“The best defense is a good offense.” Paraphrased by Sun Tzu, Machiavelli, George Washington and now Chu Sheung Tin.
I had not seen this video before and really appreciate seeing it now. It reminds me of a story CST told me when I first started to learn from him. It was told through another student who acted as an interpreter so I cannot vouch for the accuracy of it as it was almost 50 years ago.
Bruce Lee was in Hong Kong at the time making a movie and he stopped by to see CST. He knew CST from Ip Man’s school as the instructor there at the time he was learning. In the US, Bruce trained hard and wanted to compare his skills with CST.
From what I was told it did not go well for Bruce. Every time he would try to attack, he would be met with a hand in the face. CST moved too fast and too effectively for him. CST explained to me that Bruce’s style was what CST called “planned punching”. He said Bruce would throw a feint and then try to throw the big punch right after at a faster speed. He would go for the one shot kill sort to speak.
It would work for most other opponents as they would seek to defend the first blow before attacking. CST would instead attack on the first hint of a strike so essentially Bruce wasted a move and that will not work against someone like CST.
I said that Bruce looked very fast in the movies. CST explained that when you see a punch or kick travel across a 50 ft screen in a blink of an eye, you think it is faster than it really is because it has covered so much distance so quickly. Most of the time in class CST would always be defending so you rarely got to see the offensive side of CST Wing Chun. He once showed me the strategy and mechanics of his fighting style when I was living at his school and I never forgot what he showed me and it completely changed my view of the practical application of his style. I have written a little story about it that Nima King put on the Mindful Wing Chun blog and the story is called “Hidden Power” if you have further interest.
His fighting strategy is simple but brutally effective if you have the power to back it up. In my humble opinion CST in his prime was the fastest and most powerful fighter I have ever seen.
A couple of things I took away from his teachings. Nothing moves until the center-of-mass moves and nothing is left behind. Hit first, hit the hardest and strike to move, not move to strike. If there is more of this seminar, it would be great to see it. My view of Wing Chun fighting style can be summed up by the words of Ben Grimm from the “Fantastic Four’. “It’s Clobberin’ Time”. The funny thing is even back in the day it seemed to me that very few people understood what he was capable of, including other students of Ip Man, and even some of his own students.

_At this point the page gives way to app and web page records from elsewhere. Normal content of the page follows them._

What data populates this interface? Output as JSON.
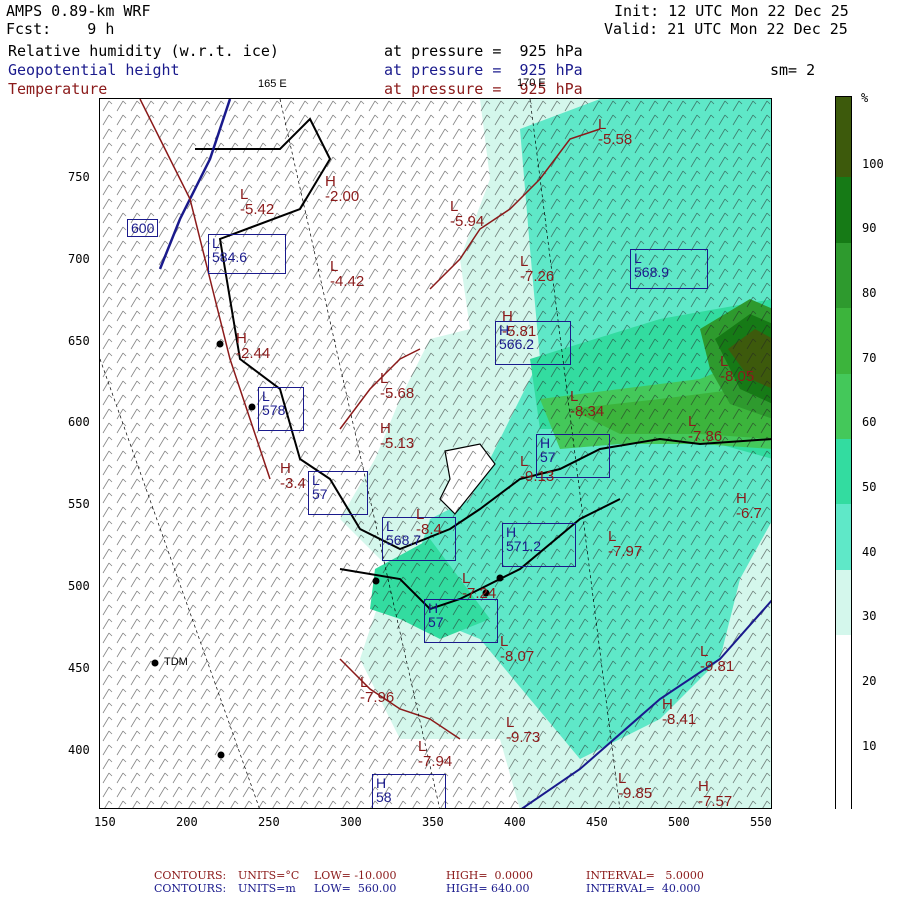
{
  "header": {
    "model": "AMPS 0.89-km WRF",
    "fcst": "Fcst:    9 h",
    "init": "Init: 12 UTC Mon 22 Dec 25",
    "valid": "Valid: 21 UTC Mon 22 Dec 25",
    "field1": "Relative humidity (w.r.t. ice)",
    "field2": "Geopotential height",
    "field3": "Temperature",
    "press1": "at pressure =  925 hPa",
    "press2": "at pressure =  925 hPa",
    "press3": "at pressure =  925 hPa",
    "smooth": "sm= 2"
  },
  "colors": {
    "rh_10": "#ffffff",
    "rh_30": "#d4f7ec",
    "rh_40": "#5fe8c8",
    "rh_50": "#33dca0",
    "rh_60": "#44c85a",
    "rh_70": "#3cb43c",
    "rh_80": "#2e9a2e",
    "rh_90": "#167a16",
    "rh_100": "#3d5a0c",
    "height_contour": "#1a1a8c",
    "temp_contour": "#8b1a1a"
  },
  "longitude_labels": [
    "165 E",
    "170 E"
  ],
  "x_axis": {
    "ticks": [
      "150",
      "200",
      "250",
      "300",
      "350",
      "400",
      "450",
      "500",
      "550"
    ]
  },
  "y_axis": {
    "ticks": [
      "750",
      "700",
      "650",
      "600",
      "550",
      "500",
      "450",
      "400"
    ]
  },
  "colorbar": {
    "unit": "%",
    "labels": [
      "100",
      "90",
      "80",
      "70",
      "60",
      "50",
      "40",
      "30",
      "20",
      "10"
    ]
  },
  "stations": [
    {
      "label": "TDM"
    }
  ],
  "height_labels": [
    {
      "marker": "L",
      "value": "600"
    },
    {
      "marker": "L",
      "value": "584.6"
    },
    {
      "marker": "L",
      "value": "568.9"
    },
    {
      "marker": "H",
      "value": "566.2"
    },
    {
      "marker": "L",
      "value": "578"
    },
    {
      "marker": "H",
      "value": "57"
    },
    {
      "marker": "L",
      "value": "57"
    },
    {
      "marker": "L",
      "value": "568.7"
    },
    {
      "marker": "H",
      "value": "571.2"
    },
    {
      "marker": "H",
      "value": "57"
    },
    {
      "marker": "H",
      "value": "58"
    }
  ],
  "temperature_labels": [
    {
      "marker": "L",
      "value": "-5.42"
    },
    {
      "marker": "H",
      "value": "-2.00"
    },
    {
      "marker": "L",
      "value": "-5.94"
    },
    {
      "marker": "L",
      "value": "-5.58"
    },
    {
      "marker": "L",
      "value": "-4.42"
    },
    {
      "marker": "L",
      "value": "-7.26"
    },
    {
      "marker": "H",
      "value": "-5.81"
    },
    {
      "marker": "H",
      "value": "-2.44"
    },
    {
      "marker": "L",
      "value": "-5.68"
    },
    {
      "marker": "L",
      "value": "-8.34"
    },
    {
      "marker": "L",
      "value": "-8.05"
    },
    {
      "marker": "L",
      "value": "-7.86"
    },
    {
      "marker": "H",
      "value": "-5.13"
    },
    {
      "marker": "L",
      "value": "-9.13"
    },
    {
      "marker": "H",
      "value": "-6.7"
    },
    {
      "marker": "H",
      "value": "-3.4"
    },
    {
      "marker": "L",
      "value": "-8.4"
    },
    {
      "marker": "L",
      "value": "-7.97"
    },
    {
      "marker": "L",
      "value": "-7.24"
    },
    {
      "marker": "L",
      "value": "-8.07"
    },
    {
      "marker": "L",
      "value": "-9.81"
    },
    {
      "marker": "L",
      "value": "-7.96"
    },
    {
      "marker": "H",
      "value": "-8.41"
    },
    {
      "marker": "L",
      "value": "-9.73"
    },
    {
      "marker": "L",
      "value": "-7.94"
    },
    {
      "marker": "L",
      "value": "-9.85"
    },
    {
      "marker": "H",
      "value": "-7.57"
    }
  ],
  "footer": {
    "temp": {
      "label": "CONTOURS:",
      "units": "UNITS=°C",
      "low": "LOW= -10.000",
      "high": "HIGH=  0.0000",
      "interval": "INTERVAL=   5.0000"
    },
    "height": {
      "label": "CONTOURS:",
      "units": "UNITS=m",
      "low": "LOW=  560.00",
      "high": "HIGH= 640.00",
      "interval": "INTERVAL=  40.000"
    }
  }
}
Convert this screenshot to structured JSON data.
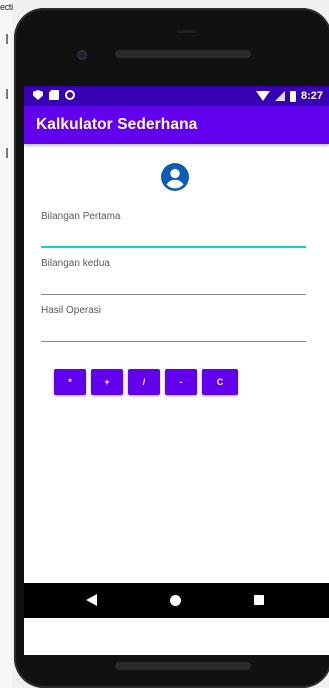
{
  "editor": {
    "fragment": "ecti"
  },
  "status_bar": {
    "time": "8:27"
  },
  "app_bar": {
    "title": "Kalkulator Sederhana"
  },
  "avatar": {
    "icon": "account-circle-icon",
    "color": "#0d5bb7"
  },
  "fields": [
    {
      "label": "Bilangan Pertama",
      "value": ""
    },
    {
      "label": "Bilangan kedua",
      "value": ""
    },
    {
      "label": "Hasil Operasi",
      "value": ""
    }
  ],
  "operators": [
    "*",
    "+",
    "/",
    "-",
    "C"
  ],
  "colors": {
    "primary": "#6200ee",
    "primary_dark": "#3700b3",
    "accent": "#03dac5",
    "avatar": "#0d5bb7"
  },
  "nav_bar": {
    "buttons": [
      "back",
      "home",
      "recents"
    ]
  }
}
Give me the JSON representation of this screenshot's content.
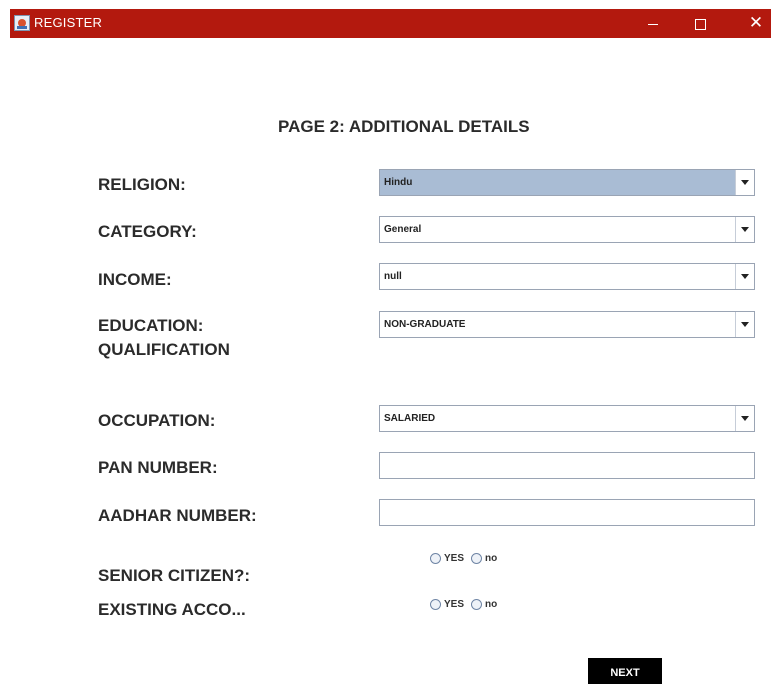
{
  "window": {
    "title": "REGISTER",
    "controls": {
      "minimize": "minimize-icon",
      "maximize": "maximize-icon",
      "close": "close-icon"
    }
  },
  "form": {
    "heading": "PAGE 2: ADDITIONAL DETAILS",
    "religion": {
      "label": "RELIGION:",
      "value": "Hindu"
    },
    "category": {
      "label": "CATEGORY:",
      "value": "General"
    },
    "income": {
      "label": "INCOME:",
      "value": "null"
    },
    "education": {
      "label_line1": "EDUCATION:",
      "label_line2": "QUALIFICATION",
      "value": "NON-GRADUATE"
    },
    "occupation": {
      "label": "OCCUPATION:",
      "value": "SALARIED"
    },
    "pan": {
      "label": "PAN NUMBER:",
      "value": ""
    },
    "aadhar": {
      "label": "AADHAR NUMBER:",
      "value": ""
    },
    "senior_citizen": {
      "label": "SENIOR CITIZEN?:",
      "yes": "YES",
      "no": "no"
    },
    "existing_account": {
      "label": "EXISTING ACCO...",
      "yes": "YES",
      "no": "no"
    },
    "next_label": "NEXT"
  },
  "colors": {
    "titlebar": "#b3190e",
    "selected_combo": "#a9bcd4",
    "button": "#000000"
  }
}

He had a very humble nature. It was not that he would try to hide skills from you, it was that he just never showed off what he could do. If you could formulate a question or could develop enough skill to challenge his abilities he would then demonstrate to a level necessary to answer you. It was a bit like watching the rich guys who used to drive around Kowloon in Ferrari Sports cars and could never get them out of first gear. You knew it could really go if the opportunity was there.
I see him in all the videos available and think how lucky people are to see all of these demonstrations. But most of the time he is going very slow which is easier to see but harder to do for him. The slow movement hides the true nature of it. A bullet is not intimidating being thrown at you. It is only when it comes out of the barrel of a gun, then its true nature revealed. I met and touched hands with many of Ip Man”s students and none compared to CST. Back in the day I never met anyone of any style who could punch harder than me and I weighed only 150 lbs. Some people I compared with weighed almost twice as much as me. Yet CST weighed only 130lbs, and his force was much greater than mine. I only saw him move at what I believed to be full speed once and it was astonishing.
This is what he looked like when I first trained with him. He was very strong for a 130lbs guy. He could do one arm pull ups and do two arm pull ups using only a single finger on each hand. He told me he tried a one arm pull up with one arm with one finger but he hurt his finger. He would bend old style metal pop bottle caps in half between his thumb and index finger. He could swim for hours and not tire. He had a very long reach and was extremely flexible as he could put his knee behind his shoulder. He had very well developed muscles in places perfect for Wing Chun like his shoulders, waist, hips and forearms. He was a perfect wing chun machine.
Author: Marty Anderson